:: TASK DIRECTIONS ::
Whenever a line in the material below includes "平台单号", copy that line.

(RECORDS FOR THIS EXERCISE)

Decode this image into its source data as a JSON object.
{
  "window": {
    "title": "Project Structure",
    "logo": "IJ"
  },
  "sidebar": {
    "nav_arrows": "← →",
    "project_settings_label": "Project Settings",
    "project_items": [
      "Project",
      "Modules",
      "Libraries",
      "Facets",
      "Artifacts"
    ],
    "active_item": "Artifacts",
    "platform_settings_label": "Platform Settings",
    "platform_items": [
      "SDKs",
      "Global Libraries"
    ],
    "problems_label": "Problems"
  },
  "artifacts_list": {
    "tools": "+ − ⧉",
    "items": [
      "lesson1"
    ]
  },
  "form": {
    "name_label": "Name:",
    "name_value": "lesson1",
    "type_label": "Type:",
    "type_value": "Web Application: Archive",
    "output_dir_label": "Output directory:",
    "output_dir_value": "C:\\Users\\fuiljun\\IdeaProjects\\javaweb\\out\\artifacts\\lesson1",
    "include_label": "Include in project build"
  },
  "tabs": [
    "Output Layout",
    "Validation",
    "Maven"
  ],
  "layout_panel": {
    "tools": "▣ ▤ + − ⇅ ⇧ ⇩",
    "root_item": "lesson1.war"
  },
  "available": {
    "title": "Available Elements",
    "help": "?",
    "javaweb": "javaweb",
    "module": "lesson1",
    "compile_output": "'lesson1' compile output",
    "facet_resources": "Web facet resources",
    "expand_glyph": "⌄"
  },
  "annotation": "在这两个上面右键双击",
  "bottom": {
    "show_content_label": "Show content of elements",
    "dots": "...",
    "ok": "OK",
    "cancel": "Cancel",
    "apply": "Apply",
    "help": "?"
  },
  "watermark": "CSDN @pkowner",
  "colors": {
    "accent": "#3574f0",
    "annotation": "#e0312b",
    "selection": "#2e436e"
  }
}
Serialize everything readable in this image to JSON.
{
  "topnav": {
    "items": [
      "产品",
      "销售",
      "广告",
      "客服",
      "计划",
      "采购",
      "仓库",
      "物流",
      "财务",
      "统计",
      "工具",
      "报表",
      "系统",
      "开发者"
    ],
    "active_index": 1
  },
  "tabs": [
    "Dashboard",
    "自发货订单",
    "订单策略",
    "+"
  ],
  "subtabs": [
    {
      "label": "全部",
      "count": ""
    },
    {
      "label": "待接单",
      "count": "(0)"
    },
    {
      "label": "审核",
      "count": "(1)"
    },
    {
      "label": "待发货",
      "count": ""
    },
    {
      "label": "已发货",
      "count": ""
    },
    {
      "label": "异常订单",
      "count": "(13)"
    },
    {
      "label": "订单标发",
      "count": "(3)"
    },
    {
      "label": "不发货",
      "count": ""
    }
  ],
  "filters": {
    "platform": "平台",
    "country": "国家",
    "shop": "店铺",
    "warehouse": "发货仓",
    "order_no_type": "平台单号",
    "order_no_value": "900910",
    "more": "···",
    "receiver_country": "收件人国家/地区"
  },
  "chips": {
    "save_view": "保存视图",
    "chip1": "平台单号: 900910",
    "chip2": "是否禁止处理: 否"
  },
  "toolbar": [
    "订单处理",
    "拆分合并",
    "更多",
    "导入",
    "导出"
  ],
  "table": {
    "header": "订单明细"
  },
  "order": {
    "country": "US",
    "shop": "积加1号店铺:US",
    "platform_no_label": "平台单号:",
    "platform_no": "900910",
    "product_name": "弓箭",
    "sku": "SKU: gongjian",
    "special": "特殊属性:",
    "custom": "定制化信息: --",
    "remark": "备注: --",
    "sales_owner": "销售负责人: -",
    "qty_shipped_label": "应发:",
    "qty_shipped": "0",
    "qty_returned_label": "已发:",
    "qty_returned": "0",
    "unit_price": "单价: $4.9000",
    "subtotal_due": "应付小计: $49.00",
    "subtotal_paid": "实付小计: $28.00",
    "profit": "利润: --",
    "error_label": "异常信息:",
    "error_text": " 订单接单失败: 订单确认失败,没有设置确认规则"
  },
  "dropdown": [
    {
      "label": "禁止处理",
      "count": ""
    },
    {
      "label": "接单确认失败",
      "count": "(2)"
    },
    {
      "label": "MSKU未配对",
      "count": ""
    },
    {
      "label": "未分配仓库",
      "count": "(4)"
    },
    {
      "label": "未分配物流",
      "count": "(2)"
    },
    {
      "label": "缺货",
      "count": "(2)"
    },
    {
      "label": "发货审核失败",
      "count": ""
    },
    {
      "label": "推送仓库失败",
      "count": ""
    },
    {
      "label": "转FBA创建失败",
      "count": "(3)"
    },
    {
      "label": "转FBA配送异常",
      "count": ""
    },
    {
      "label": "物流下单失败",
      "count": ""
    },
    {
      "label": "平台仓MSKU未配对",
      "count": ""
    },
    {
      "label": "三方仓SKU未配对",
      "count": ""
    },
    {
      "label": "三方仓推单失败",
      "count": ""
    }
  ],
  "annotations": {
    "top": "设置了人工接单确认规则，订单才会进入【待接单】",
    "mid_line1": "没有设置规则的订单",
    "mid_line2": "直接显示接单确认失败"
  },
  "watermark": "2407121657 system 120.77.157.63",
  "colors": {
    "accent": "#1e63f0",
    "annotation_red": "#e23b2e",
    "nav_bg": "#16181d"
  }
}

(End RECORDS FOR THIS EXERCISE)

:: ANSWER TO THE PROBLEM ::
    "order_no_type": "平台单号",
    "chip1": "平台单号: 900910",
    "platform_no_label": "平台单号:",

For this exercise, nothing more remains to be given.